● **What you have to do**
Your result should be the lines holding the word "time", copied from the entries below.

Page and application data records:
━━━━━━━━━━━━━━━━
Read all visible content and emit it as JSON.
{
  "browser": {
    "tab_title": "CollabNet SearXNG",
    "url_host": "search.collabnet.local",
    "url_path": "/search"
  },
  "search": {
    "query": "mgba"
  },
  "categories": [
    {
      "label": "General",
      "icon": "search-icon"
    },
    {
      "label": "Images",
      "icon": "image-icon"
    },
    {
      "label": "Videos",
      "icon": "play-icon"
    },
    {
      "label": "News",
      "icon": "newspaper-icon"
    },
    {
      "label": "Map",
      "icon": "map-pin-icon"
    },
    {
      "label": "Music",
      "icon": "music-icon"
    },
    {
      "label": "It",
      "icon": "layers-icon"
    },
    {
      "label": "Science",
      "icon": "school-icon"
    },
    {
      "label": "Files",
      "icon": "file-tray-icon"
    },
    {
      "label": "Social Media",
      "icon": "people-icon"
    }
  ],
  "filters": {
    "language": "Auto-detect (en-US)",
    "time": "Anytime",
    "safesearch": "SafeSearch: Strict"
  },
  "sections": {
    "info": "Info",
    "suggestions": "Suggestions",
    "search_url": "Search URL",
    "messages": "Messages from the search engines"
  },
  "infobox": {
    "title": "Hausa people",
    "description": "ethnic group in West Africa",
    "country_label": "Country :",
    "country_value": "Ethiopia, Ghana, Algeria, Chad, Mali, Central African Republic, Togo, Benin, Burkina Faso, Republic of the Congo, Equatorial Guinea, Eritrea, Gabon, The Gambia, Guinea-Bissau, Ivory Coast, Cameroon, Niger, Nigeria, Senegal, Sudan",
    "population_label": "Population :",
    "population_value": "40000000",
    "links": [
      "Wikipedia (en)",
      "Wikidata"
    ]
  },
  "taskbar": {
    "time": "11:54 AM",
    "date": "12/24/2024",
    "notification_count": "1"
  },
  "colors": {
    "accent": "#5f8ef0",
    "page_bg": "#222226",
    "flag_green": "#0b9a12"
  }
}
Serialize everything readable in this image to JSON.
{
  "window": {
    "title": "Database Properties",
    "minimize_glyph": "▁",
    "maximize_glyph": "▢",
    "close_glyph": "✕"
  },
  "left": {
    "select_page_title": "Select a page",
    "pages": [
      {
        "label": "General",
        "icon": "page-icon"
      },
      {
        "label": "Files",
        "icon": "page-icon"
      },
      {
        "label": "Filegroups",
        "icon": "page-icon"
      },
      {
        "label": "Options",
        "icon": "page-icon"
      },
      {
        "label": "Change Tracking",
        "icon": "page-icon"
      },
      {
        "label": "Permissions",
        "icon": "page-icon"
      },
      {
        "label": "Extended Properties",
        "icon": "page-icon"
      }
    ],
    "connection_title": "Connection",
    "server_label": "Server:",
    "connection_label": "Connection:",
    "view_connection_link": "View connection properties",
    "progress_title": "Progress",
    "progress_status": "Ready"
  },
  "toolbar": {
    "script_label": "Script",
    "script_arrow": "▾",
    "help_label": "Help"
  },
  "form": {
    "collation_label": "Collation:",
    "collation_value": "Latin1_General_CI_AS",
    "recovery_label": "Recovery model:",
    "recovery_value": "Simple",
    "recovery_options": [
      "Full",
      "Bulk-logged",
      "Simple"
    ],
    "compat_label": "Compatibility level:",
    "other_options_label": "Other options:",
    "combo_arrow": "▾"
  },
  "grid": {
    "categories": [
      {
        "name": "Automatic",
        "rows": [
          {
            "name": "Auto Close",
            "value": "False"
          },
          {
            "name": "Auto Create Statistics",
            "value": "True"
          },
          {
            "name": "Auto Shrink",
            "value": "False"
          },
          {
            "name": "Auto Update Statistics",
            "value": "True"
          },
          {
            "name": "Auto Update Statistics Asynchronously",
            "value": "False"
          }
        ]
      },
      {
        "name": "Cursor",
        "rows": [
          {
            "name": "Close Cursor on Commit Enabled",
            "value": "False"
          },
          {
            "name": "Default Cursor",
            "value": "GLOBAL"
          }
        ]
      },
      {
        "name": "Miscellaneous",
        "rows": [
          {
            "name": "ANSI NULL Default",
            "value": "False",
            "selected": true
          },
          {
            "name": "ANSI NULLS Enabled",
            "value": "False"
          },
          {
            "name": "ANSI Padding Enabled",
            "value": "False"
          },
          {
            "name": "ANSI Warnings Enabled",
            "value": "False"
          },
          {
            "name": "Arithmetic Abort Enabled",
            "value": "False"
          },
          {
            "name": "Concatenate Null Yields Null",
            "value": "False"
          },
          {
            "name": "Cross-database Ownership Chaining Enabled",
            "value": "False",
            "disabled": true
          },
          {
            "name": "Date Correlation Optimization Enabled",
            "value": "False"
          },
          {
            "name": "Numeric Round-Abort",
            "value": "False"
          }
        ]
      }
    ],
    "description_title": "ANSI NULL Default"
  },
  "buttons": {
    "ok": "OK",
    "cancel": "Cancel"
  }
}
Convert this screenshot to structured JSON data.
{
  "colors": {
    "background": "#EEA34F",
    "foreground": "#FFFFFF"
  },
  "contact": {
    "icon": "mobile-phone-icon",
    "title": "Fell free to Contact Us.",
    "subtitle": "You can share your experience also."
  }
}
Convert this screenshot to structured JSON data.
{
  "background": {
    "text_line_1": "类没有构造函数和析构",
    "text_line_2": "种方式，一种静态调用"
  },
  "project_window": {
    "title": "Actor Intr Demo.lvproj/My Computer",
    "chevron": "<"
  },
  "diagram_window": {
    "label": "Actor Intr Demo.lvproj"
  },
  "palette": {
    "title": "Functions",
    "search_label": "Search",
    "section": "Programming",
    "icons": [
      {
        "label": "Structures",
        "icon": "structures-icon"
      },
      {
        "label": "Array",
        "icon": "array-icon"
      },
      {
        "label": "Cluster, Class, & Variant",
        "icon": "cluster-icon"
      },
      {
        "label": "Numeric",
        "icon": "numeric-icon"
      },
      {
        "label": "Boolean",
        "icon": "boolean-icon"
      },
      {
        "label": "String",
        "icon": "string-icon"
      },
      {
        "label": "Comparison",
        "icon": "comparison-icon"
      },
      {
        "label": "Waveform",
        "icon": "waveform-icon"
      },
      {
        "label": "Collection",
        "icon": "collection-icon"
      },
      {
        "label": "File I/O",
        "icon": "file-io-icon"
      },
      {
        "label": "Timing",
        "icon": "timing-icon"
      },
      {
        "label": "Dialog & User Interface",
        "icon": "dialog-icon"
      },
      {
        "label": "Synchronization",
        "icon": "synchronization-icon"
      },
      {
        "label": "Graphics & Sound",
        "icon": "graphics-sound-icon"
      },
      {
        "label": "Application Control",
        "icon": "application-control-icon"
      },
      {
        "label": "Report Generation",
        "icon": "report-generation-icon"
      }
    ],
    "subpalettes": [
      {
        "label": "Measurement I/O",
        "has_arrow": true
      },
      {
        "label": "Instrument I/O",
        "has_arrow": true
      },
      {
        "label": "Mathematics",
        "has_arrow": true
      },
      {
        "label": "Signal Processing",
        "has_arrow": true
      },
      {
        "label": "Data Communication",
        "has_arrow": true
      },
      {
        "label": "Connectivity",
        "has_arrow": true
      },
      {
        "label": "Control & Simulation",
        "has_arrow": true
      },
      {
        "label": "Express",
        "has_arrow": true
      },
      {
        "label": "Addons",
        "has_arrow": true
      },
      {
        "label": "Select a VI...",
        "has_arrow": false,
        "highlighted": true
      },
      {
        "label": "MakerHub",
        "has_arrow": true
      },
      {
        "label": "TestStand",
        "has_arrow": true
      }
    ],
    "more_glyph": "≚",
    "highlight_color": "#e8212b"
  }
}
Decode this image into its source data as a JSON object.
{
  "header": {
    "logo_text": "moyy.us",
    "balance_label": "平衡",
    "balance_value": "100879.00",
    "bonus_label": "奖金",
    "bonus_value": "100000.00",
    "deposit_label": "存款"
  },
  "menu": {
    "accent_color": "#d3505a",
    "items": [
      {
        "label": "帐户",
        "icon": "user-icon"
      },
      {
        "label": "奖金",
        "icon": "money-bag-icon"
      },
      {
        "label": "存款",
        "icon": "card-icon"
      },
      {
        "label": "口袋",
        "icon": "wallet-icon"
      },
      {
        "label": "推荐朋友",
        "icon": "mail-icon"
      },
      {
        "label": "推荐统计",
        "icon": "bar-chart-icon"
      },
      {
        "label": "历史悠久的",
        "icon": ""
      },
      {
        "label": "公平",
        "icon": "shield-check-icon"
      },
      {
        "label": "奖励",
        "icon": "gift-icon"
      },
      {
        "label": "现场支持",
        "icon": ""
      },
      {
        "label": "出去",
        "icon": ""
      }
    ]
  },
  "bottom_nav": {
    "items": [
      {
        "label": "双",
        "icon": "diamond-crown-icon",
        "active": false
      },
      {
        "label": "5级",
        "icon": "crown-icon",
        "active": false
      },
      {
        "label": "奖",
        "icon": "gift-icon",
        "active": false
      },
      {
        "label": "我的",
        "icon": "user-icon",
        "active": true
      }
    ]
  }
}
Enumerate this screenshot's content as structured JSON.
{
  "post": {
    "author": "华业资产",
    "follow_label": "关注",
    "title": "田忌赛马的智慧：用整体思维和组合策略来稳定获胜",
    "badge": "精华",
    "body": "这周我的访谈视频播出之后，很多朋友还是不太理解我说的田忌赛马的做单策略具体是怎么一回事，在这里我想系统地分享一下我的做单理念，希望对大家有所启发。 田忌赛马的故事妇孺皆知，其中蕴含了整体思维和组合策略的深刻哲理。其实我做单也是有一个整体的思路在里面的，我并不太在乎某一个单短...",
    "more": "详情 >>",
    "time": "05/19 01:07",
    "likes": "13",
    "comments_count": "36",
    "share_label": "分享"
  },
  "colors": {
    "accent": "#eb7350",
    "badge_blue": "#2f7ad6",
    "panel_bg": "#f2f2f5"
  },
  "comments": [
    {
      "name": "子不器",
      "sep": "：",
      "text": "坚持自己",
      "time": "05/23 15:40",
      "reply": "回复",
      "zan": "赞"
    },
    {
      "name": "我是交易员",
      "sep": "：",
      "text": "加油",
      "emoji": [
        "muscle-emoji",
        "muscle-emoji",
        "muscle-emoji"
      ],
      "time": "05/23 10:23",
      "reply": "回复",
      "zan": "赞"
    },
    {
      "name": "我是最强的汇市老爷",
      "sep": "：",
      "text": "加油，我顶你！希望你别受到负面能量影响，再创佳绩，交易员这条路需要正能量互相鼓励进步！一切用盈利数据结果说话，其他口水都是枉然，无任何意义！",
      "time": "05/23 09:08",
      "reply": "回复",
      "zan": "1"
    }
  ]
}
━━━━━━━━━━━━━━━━
● **Your solution**
    "time": "Anytime",
    "time": "11:54 AM",
    "time": "05/19 01:07",
      "time": "05/23 15:40",
      "time": "05/23 10:23",
      "time": "05/23 09:08",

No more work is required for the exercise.